Work instructions
Retype the whole listing, character for character.

[[ Material to process, beginning ]]

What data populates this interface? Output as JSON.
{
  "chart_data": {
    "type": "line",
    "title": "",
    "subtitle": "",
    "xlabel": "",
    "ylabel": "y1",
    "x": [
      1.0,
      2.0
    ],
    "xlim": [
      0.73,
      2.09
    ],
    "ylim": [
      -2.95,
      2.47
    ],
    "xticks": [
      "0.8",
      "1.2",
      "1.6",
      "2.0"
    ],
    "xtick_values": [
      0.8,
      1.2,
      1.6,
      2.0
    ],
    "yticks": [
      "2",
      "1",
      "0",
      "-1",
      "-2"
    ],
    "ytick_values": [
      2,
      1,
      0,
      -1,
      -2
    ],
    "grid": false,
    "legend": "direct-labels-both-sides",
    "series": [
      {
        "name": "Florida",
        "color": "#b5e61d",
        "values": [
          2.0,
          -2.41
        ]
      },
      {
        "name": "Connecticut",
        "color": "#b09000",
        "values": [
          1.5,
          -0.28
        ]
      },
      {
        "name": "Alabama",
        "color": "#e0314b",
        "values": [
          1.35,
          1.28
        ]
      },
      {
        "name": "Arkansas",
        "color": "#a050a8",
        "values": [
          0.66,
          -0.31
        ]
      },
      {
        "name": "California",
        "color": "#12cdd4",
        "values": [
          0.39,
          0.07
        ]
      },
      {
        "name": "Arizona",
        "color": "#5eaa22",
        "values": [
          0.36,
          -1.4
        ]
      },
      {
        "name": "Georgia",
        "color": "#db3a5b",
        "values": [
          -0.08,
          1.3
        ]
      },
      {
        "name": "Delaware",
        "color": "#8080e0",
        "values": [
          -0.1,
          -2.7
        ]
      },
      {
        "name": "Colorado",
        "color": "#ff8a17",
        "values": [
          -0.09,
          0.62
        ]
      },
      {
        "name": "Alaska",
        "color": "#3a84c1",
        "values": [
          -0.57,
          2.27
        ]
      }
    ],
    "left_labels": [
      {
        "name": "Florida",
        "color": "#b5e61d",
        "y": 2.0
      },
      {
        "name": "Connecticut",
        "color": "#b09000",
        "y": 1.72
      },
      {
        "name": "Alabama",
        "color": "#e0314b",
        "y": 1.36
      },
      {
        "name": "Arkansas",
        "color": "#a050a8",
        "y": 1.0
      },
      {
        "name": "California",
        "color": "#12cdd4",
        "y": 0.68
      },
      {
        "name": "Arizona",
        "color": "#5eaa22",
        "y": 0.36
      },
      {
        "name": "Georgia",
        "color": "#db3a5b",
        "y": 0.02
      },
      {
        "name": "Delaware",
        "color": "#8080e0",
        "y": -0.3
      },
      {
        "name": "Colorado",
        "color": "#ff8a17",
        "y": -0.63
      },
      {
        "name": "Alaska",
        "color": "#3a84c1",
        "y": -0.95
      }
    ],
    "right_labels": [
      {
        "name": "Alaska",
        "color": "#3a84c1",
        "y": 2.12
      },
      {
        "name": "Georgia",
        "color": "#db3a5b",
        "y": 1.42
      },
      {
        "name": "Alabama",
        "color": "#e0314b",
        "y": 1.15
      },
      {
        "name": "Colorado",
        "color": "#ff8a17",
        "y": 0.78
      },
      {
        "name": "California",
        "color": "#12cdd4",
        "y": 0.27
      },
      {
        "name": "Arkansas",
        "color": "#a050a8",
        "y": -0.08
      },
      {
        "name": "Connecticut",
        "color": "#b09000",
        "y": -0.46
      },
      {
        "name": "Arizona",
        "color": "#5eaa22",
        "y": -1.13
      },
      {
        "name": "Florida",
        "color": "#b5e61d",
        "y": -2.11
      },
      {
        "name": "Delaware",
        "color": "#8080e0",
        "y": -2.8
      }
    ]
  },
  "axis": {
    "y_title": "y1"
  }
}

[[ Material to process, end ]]

Response area
What data populates this interface? Output as JSON.
{
  "chart_data": {
    "type": "line",
    "title": "",
    "subtitle": "",
    "xlabel": "",
    "ylabel": "y1",
    "x": [
      1.0,
      2.0
    ],
    "xlim": [
      0.73,
      2.09
    ],
    "ylim": [
      -2.95,
      2.47
    ],
    "xticks": [
      "0.8",
      "1.2",
      "1.6",
      "2.0"
    ],
    "xtick_values": [
      0.8,
      1.2,
      1.6,
      2.0
    ],
    "yticks": [
      "2",
      "1",
      "0",
      "-1",
      "-2"
    ],
    "ytick_values": [
      2,
      1,
      0,
      -1,
      -2
    ],
    "grid": false,
    "legend": "direct-labels-both-sides",
    "series": [
      {
        "name": "Florida",
        "color": "#b5e61d",
        "values": [
          2.0,
          -2.41
        ]
      },
      {
        "name": "Connecticut",
        "color": "#b09000",
        "values": [
          1.5,
          -0.28
        ]
      },
      {
        "name": "Alabama",
        "color": "#e0314b",
        "values": [
          1.35,
          1.28
        ]
      },
      {
        "name": "Arkansas",
        "color": "#a050a8",
        "values": [
          0.66,
          -0.31
        ]
      },
      {
        "name": "California",
        "color": "#12cdd4",
        "values": [
          0.39,
          0.07
        ]
      },
      {
        "name": "Arizona",
        "color": "#5eaa22",
        "values": [
          0.36,
          -1.4
        ]
      },
      {
        "name": "Georgia",
        "color": "#db3a5b",
        "values": [
          -0.08,
          1.3
        ]
      },
      {
        "name": "Delaware",
        "color": "#8080e0",
        "values": [
          -0.1,
          -2.7
        ]
      },
      {
        "name": "Colorado",
        "color": "#ff8a17",
        "values": [
          -0.09,
          0.62
        ]
      },
      {
        "name": "Alaska",
        "color": "#3a84c1",
        "values": [
          -0.57,
          2.27
        ]
      }
    ],
    "left_labels": [
      {
        "name": "Florida",
        "color": "#b5e61d",
        "y": 2.0
      },
      {
        "name": "Connecticut",
        "color": "#b09000",
        "y": 1.72
      },
      {
        "name": "Alabama",
        "color": "#e0314b",
        "y": 1.36
      },
      {
        "name": "Arkansas",
        "color": "#a050a8",
        "y": 1.0
      },
      {
        "name": "California",
        "color": "#12cdd4",
        "y": 0.68
      },
      {
        "name": "Arizona",
        "color": "#5eaa22",
        "y": 0.36
      },
      {
        "name": "Georgia",
        "color": "#db3a5b",
        "y": 0.02
      },
      {
        "name": "Delaware",
        "color": "#8080e0",
        "y": -0.3
      },
      {
        "name": "Colorado",
        "color": "#ff8a17",
        "y": -0.63
      },
      {
        "name": "Alaska",
        "color": "#3a84c1",
        "y": -0.95
      }
    ],
    "right_labels": [
      {
        "name": "Alaska",
        "color": "#3a84c1",
        "y": 2.12
      },
      {
        "name": "Georgia",
        "color": "#db3a5b",
        "y": 1.42
      },
      {
        "name": "Alabama",
        "color": "#e0314b",
        "y": 1.15
      },
      {
        "name": "Colorado",
        "color": "#ff8a17",
        "y": 0.78
      },
      {
        "name": "California",
        "color": "#12cdd4",
        "y": 0.27
      },
      {
        "name": "Arkansas",
        "color": "#a050a8",
        "y": -0.08
      },
      {
        "name": "Connecticut",
        "color": "#b09000",
        "y": -0.46
      },
      {
        "name": "Arizona",
        "color": "#5eaa22",
        "y": -1.13
      },
      {
        "name": "Florida",
        "color": "#b5e61d",
        "y": -2.11
      },
      {
        "name": "Delaware",
        "color": "#8080e0",
        "y": -2.8
      }
    ]
  },
  "axis": {
    "y_title": "y1"
  }
}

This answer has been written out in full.